Johnson playing wherever he’s needed in IU secondary

He plays cornerback and safety, even a little Husky, too.

How does Jamar Johnson do it?

“I got that Florida-boy swag,” he said. “It’s just natural.”

It’s true. What Johnson has been asked to do during his first few months at Indiana isn’t anything new. The freshman defensive back played every secondary position at Riverview High School in Sarasota, Fla., in addition to moonlighting at receiver and on special teams.

The jump to college football often means a chance for young, versatile prospects to specialize. For Johnson, coming to IU meant an opportunity to impact the Hoosiers’ defense in a handful of ways.

Just like he’s always done.

“It keeps me on my toes,” Johnson said.

And it keeps a whole bunch of options available for IU coach Tom Allen, who has moved Johnson around the defensive backfield as needed through the first month of the season.

While recruiting Johnson, Allen and his staff saw Johnson’s versatility for what it was — a chance to get creative. At 6-foot-1, 200 pounds, Johnson has the physical tools and athleticism to adequately cover receivers in space, while also making stops against bigger-bodied running backs.
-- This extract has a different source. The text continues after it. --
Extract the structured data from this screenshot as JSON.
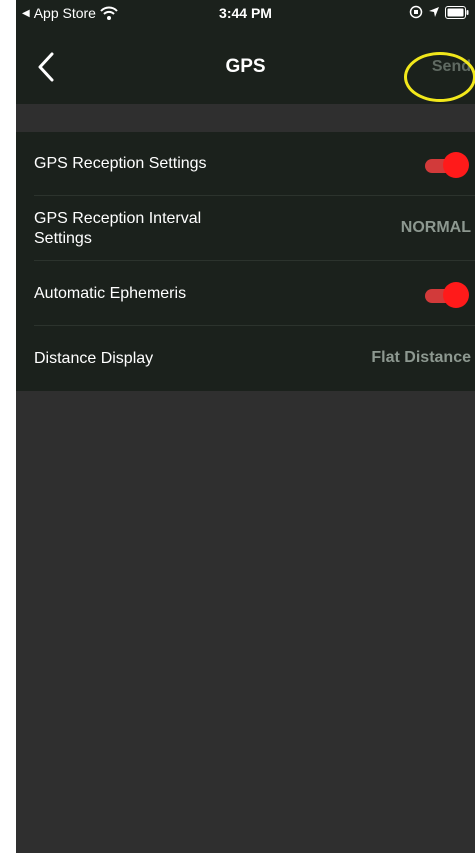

It’s an unusual, diverse workload for someone so young, but through six games, Johnson is demonstrating he can handle it.

“That’s uncommon,” Allen said. “It’s rare to have a guy that can do that physically. We don’t have too many on our team that I can say, ‘Hey, this guy can play five different spots in the secondary.’ When did we figure that out? Once he got here.”

Although Allen and his staffers are limited in what they can watch and do with players during the summer, IU’s strength and conditioning staff passed along glowing reports about Johnson’s athleticism and the way his frame was growing.

Throughout the recruiting process, Indiana’s coaches believed Johnson had the physical tools to play wherever he was needed in the secondary.

His first summer on campus confirmed it.

“The first couple days we saw him work out in the summer (was when we knew),” safeties coach Kasey Teegardin said. “Just the way he moves his body. He carries 200 pounds really well, but he’s very fast. He’s very athletic.

“We tried to put him through a little bit of a workout, and when he came out guys were like, ‘Did he even do anything in that?’ He’s just a natural freak. He’s a five-tool player. That’s honestly how we view him. We feel he can play all five positions on the back end.”

Johnson began working at safety during fall camp, then moved to Husky — IU’s hybrid safety/linebacker position — last week. An automatic targeting suspension for Marcelino Ball and an injury suffered by Cam Jones thinned the ranks at the latter, leaving Johnson as one of Indiana’s best options entering Saturday’s game at Rutgers.

Johnson rose to the call, picking off a pass in the end zone during the second quarter, saving a touchdown. That play earned him this week’s game ball.

“I was on the tight end and I saw he went for the flat route,” Johnson said. “I knew he was going to turn up. I was thinking they’re only trying to get it to three players … so I knew once they had me one-on-one they would try to do a wheel route with him. I got my head around, hopped on it and picked it.”

It wasn’t the first big play Johnson has made for the Hoosiers.

During IU’s Sept. 15 win over Ball State, Johnson had two key blocks on J-Shun Harris’ 86-yard punt return touchdown. His first block allowed Harris to make his move to the outside, before his second flattened two potential tacklers and paved a way for Harris to sprint toward the end zone.

“I remember that,” linebacker Reakwon Jones recalled this week. “We watched it that Monday in the film room. He’s impressive. He does what he can on special teams. Then, when he gets a chance on defense, he comes in and he executes.”

Much like athlete Reese Taylor was recruited to impact both sides of the ball, and running back Stevie Scott was recruited with both offense and defense in mind, Johnson is a further example of the kind of recruiting philosophy Allen preaches.

“You say, ‘Hey, you recruit the best players you can find and you figure out what side of ball you’re going to put ’em on once they get here,'” Allen said. “We kind of thought this guy could play corner or safety, and then you get the element of a husky, which to me, the element of a husky there is a physicality to you. Not just the speed and athleticism, but can he have the girth and the size to be able to tackle Big Ten running backs?”

Johnson seems to fit that mold. Although Allen would like to eventually settle on a spot where he feels Johnson fits best, the IU coach is receptive to using the freshman wherever he’s needed most this season.

So far, Johnson is proving he’s up for the challenge.

In his case, it’s nothing new.

“As long as I’m on the field, I’m good,” Johnson said. “… I try to take advantage of my opportunity, whatever it is — defense, kickoffs, whatever. I just try to go 100 percent.”